The NY Times is running cover for the fact that the special counsel accidentally released charges against Donald Trump in Georgia before the grand jury finalized anything. The release had 13 felonies for no crimes. Click the link. We don’t know what charges the jury returned but we know he was indicted.
The NY Times reports:
A grand jury in Atlanta spent hours hearing evidence Monday as prosecutors began laying out their investigation of Donald J. Trump and some of his former advisers, whose efforts to overturn the state’s 2020 election could result in a criminal indictment — the fourth against the former president.
The proceedings stretched into the evening, with the judge overseeing the grand jury keeping his courtroom open after the normal close of business so jurors could hear additional testimony.
For two and a half years, prosecutors in Fulton County, Ga., have been investigating whether Mr. Trump and his allies broke state laws in their bid to keep him in power. Nearly 20 people are known to have been told that they could face charges as a result of the investigation.

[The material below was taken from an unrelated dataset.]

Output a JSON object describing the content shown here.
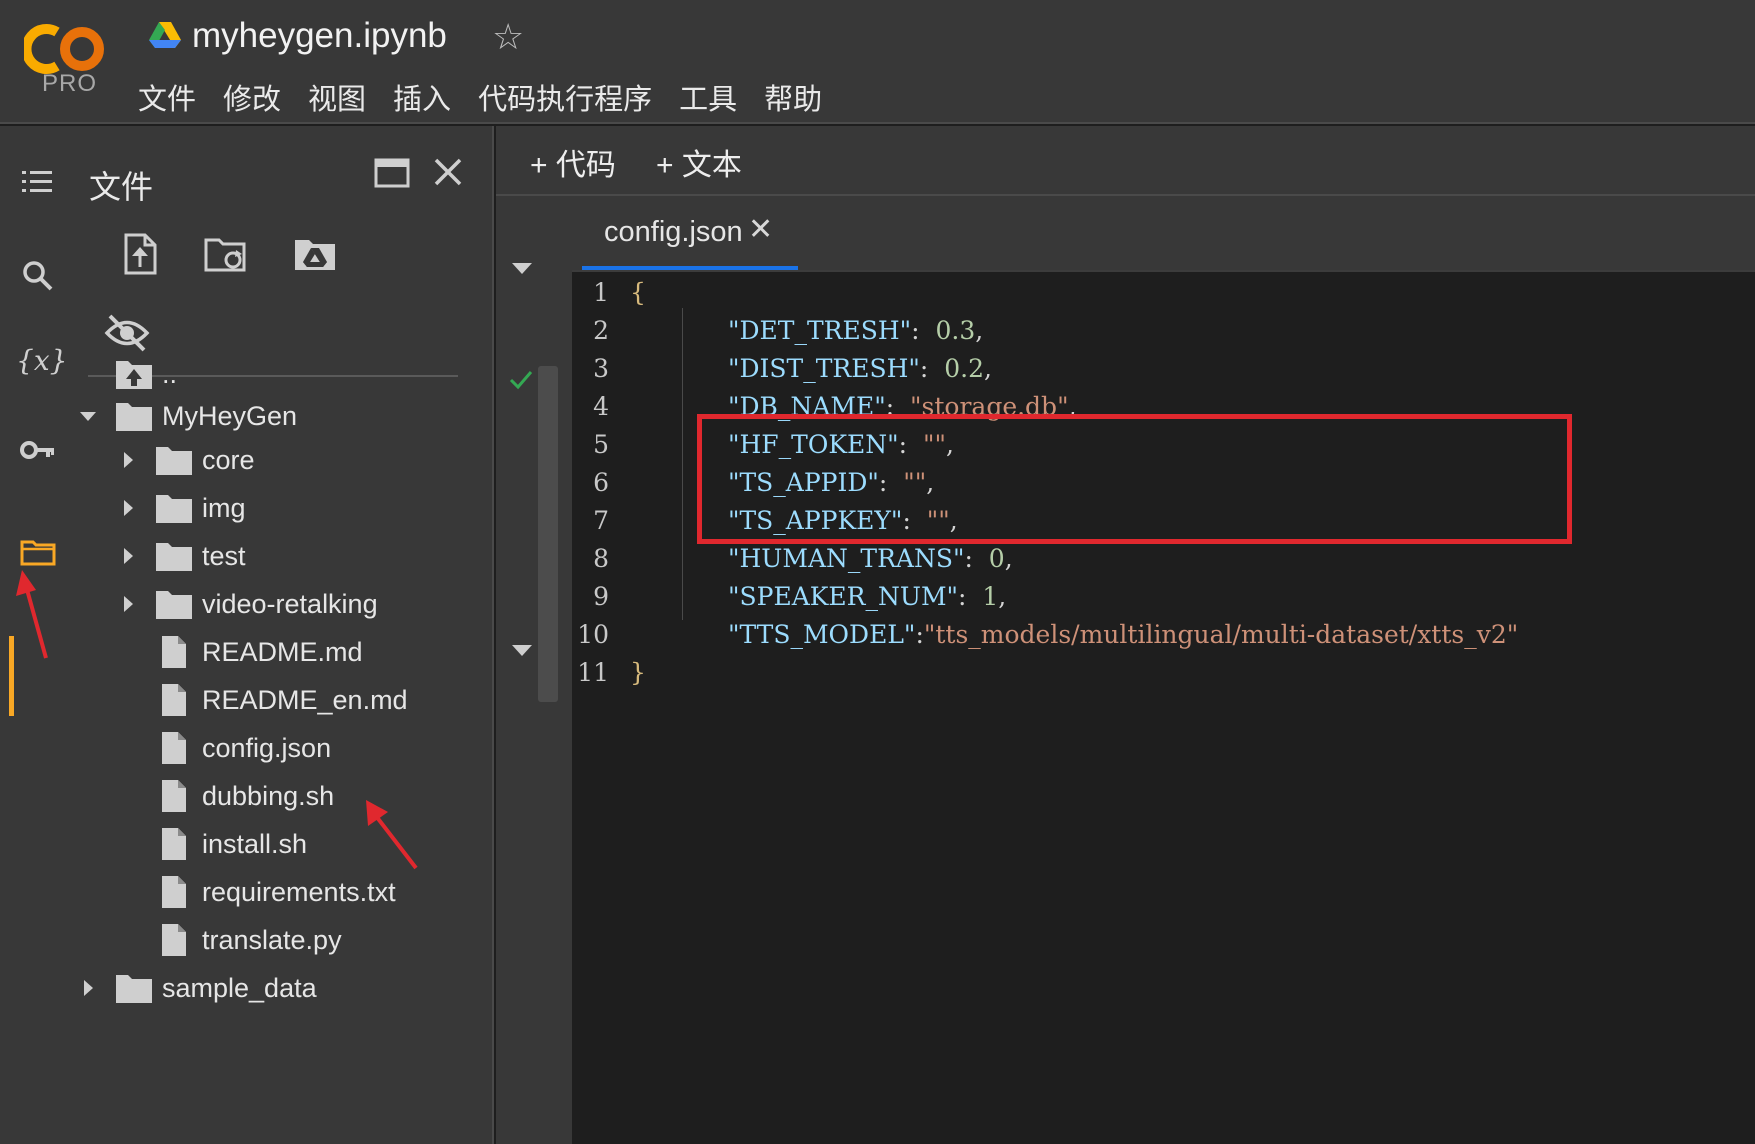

Twelve of the 23 grand jurors must agree that there is probable cause to hand up criminal charges. Here’s what to know:
The investigation led by Fani T. Willis, the Fulton County district attorney, focused on five actions taken by Mr. Trump or his allies in the weeks after Election Day, when Joseph R. Biden Jr. narrowly won Georgia. Those actions include phone calls that Mr. Trump made to pressure state officials to overturn the result, as well as harassment of local election workers by Trump supporters, false claims of ballot fraud, a plan by Trump allies to create a slate of bogus electors and a data breach at an elections office in rural Coffee County, Ga.
A separate special grand jury investigated the matter in an advisory capacity last year, hearing evidence and testimony from dozens of witnesses, and recommended more than a dozen people for indictment. The forewoman of that jury has strongly hintedthat the former president was among them. The grand jury this week is a new one.
Mr. Trump has already been charged in federal court with carrying out a concerted effort in six states, including Georgia, to prevent Mr. Biden’s victory from being certified by Congress. Though elements of the Georgia inquiry overlap with the federal case, Ms. Willis has said that she has not coordinated her efforts with Jack Smith, the Justice Department’s special counsel overseeing the federal investigations into Mr. Trump.
Mr. Trump has also been charged by Mr. Smith in federal court in Florida with mishandling classified documents, and in state court in New York in connection with money paid to a porn star who was poised during the 2016 campaign to go public with her story of a sexual encounter with him. Catch up on the many cases against Mr. Trump.
The former president has denied all of the charges against him, and claims they are part of a politically motivated “witch hunt” intended to keep him from being elected again next year. His hope of avoiding criminal convictions in the federal cases may hinge largely on his campaign — he could potentially pardon himself for federal crimes if re-elected.
Mr. Trump would not be able to quash the case in Georgia if re-elected, because presidents do not have authority over state courts — a distinction that raises the stakes of a prosecution in Fulton County